I expected the Cardinals to hit well this season. But I have to admit that I didn't expect them to muscle up like they have so far.
Carlos Beltran, Matt Holliday, David Freese and Yadier Molina have each cracked two home runs through the Redbirds' first five games and the club has basically used home run barrages to account for two of its four wins to this point. The team's biggest threat to hit 30 or more homers, Lance Berkman, hasn't collected one yet. So the sky would seem to be the limit on this team's offensive abilities.
I guess it shouldn't be a total surprise to see the ball fly out because four of St. Louis' five games have come in the cozy confines of Miller Park and the Great American Ballpark, two of the most homer happy fields in the National League. But several of the shots would have cleared the fences just about anywhere. And if it was just the park and not the talent, then I guess that the other club should have had similar results to the Redbirds.

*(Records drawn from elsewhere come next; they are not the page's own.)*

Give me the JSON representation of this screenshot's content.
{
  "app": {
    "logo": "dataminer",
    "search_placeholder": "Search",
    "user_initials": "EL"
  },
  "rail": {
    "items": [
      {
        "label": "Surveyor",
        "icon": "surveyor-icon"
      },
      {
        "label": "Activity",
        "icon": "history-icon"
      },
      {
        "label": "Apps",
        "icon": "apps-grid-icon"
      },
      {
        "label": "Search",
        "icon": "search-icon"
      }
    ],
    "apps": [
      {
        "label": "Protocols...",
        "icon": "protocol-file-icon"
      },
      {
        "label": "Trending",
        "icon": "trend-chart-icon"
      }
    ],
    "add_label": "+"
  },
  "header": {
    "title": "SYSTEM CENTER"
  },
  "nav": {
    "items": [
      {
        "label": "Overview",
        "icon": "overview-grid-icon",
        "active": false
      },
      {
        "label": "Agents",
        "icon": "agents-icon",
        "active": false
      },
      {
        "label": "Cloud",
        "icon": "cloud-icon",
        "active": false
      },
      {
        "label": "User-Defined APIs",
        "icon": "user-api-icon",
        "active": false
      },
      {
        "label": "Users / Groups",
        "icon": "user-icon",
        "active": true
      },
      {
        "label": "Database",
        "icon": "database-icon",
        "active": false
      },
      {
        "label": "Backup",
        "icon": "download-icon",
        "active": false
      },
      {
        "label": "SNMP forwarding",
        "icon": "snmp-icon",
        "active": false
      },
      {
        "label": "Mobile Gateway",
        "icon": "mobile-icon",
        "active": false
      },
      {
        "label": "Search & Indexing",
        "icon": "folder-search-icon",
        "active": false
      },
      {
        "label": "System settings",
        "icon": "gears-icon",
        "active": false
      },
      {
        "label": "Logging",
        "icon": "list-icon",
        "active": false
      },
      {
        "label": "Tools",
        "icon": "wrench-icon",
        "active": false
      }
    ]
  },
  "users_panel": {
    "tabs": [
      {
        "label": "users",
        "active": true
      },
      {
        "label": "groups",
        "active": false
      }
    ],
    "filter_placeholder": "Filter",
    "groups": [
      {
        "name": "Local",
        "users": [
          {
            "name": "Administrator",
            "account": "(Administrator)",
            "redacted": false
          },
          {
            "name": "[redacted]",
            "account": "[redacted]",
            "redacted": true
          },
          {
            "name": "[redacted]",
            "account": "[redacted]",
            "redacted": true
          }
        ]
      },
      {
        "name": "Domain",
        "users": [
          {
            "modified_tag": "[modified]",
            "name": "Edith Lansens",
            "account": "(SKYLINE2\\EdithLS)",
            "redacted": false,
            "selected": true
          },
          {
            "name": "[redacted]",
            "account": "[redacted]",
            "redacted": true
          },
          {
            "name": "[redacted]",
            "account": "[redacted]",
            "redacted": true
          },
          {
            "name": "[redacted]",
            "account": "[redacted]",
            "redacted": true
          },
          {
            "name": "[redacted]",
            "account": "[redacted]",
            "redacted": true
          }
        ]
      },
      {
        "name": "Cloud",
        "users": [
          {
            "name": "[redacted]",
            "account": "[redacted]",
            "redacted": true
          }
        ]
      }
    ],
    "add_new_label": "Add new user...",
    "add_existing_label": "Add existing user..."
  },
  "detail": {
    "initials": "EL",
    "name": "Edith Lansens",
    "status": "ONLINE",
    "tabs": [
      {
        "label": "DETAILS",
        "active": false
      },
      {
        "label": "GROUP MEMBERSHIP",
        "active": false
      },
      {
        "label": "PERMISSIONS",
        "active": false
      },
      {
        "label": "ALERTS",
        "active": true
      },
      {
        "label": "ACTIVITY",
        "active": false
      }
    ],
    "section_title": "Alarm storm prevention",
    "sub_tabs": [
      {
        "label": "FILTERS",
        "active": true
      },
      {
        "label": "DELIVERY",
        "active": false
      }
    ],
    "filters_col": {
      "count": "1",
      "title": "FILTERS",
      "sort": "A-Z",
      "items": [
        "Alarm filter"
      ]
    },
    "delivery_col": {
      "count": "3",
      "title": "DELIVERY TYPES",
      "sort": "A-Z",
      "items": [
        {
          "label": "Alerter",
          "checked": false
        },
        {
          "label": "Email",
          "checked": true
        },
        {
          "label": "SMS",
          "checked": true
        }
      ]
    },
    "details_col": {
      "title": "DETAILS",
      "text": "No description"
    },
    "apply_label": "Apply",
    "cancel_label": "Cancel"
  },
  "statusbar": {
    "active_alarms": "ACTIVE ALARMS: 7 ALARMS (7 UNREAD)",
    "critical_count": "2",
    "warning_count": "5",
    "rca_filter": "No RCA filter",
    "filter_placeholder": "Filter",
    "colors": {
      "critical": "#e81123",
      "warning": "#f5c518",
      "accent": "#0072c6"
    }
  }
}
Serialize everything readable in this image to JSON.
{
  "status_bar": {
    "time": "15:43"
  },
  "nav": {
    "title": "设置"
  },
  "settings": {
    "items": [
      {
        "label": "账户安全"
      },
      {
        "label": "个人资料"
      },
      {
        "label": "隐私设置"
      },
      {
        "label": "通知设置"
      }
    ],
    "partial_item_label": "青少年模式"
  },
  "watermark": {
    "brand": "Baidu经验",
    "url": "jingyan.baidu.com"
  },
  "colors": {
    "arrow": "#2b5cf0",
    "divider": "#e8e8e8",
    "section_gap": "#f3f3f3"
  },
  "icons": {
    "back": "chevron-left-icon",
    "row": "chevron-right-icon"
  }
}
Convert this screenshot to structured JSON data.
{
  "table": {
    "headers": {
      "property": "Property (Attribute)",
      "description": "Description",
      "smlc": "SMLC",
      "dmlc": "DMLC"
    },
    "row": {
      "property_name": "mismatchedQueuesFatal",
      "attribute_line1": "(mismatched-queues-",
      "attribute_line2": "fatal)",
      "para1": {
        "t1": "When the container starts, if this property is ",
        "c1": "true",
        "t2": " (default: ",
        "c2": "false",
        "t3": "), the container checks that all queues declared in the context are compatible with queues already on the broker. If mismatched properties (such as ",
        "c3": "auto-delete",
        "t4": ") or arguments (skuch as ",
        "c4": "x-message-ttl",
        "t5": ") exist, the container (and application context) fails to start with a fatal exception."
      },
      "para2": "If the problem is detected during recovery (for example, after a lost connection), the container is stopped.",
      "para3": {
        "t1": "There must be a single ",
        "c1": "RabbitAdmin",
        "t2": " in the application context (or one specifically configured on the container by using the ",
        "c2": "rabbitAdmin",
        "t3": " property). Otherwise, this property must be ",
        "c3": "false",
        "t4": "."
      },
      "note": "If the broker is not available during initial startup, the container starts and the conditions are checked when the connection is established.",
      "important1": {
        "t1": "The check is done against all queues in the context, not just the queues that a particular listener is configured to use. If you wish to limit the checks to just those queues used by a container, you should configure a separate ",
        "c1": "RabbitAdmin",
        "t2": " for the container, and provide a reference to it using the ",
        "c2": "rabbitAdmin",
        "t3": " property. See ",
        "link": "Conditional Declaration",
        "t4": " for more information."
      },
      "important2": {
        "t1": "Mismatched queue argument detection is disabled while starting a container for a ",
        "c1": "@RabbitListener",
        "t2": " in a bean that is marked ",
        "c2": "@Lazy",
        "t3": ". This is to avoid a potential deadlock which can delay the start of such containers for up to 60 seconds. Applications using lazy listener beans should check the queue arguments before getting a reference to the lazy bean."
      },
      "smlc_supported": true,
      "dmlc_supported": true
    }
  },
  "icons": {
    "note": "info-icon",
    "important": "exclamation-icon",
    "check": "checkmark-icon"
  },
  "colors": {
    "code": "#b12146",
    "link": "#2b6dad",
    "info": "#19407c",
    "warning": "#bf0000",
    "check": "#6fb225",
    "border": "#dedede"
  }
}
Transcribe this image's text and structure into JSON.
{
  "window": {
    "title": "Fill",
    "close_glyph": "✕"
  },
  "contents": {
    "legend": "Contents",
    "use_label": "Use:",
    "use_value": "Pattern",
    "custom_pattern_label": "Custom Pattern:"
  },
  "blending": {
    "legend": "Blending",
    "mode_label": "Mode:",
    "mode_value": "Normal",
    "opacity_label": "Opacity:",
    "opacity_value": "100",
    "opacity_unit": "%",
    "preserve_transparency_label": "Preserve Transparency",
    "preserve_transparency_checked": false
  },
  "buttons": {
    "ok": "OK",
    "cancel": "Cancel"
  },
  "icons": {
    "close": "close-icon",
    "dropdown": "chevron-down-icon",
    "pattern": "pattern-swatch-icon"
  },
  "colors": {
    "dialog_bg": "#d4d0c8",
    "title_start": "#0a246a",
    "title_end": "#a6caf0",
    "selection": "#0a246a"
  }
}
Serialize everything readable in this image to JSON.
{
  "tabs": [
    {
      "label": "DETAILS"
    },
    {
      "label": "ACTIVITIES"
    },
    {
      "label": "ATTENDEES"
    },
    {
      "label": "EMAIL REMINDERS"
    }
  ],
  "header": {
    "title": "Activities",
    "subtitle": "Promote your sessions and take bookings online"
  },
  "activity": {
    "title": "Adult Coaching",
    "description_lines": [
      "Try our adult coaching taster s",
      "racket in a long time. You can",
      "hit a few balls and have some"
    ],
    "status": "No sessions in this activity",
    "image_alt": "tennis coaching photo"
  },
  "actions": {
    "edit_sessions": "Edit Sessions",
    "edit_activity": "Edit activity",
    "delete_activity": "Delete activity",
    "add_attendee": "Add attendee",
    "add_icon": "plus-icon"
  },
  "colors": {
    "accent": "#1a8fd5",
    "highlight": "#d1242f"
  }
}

I hope the Cardinals don't get homer happy. Because I still believe that this is team that will rely more on timely doubles than titanic blasts. When you start to swing for the fences, typically, batting average and pitch selection start to go out the window.
But I am encouraged that the Birds are seeing results because they're hitting the ball solidly -- not because they're trying to pull everything out of the park.
When I heard on the radio that Freese hit a homer Monday against the Reds, the first thing I did was run for the replay to see his swing. And I was glad to see his shot fly over the boards in right -- his opposite field. Same goes with Yadi's blast -- which he hit just right of straight away centerfield.
Maybe the best example of a great hitter losing it by trying to pull everything was former Cardinals third sacker Fernando Tatis who went from hitting 34 homers with 107 RBIs for the 1999 Redbirds to hitting .253 with 18 long balls the next year. And it was all downhill from there. He hit as high as 15 homers only one more time over the balance of his career and went from a rising start to washing out of baseball before he returned as a utility player with the Mets.
I imagine it's pretty tough for Freese to keep his head on straight while trying to live up to his incredible post season performance. But, at least so far, he seems to be doing a pretty good job.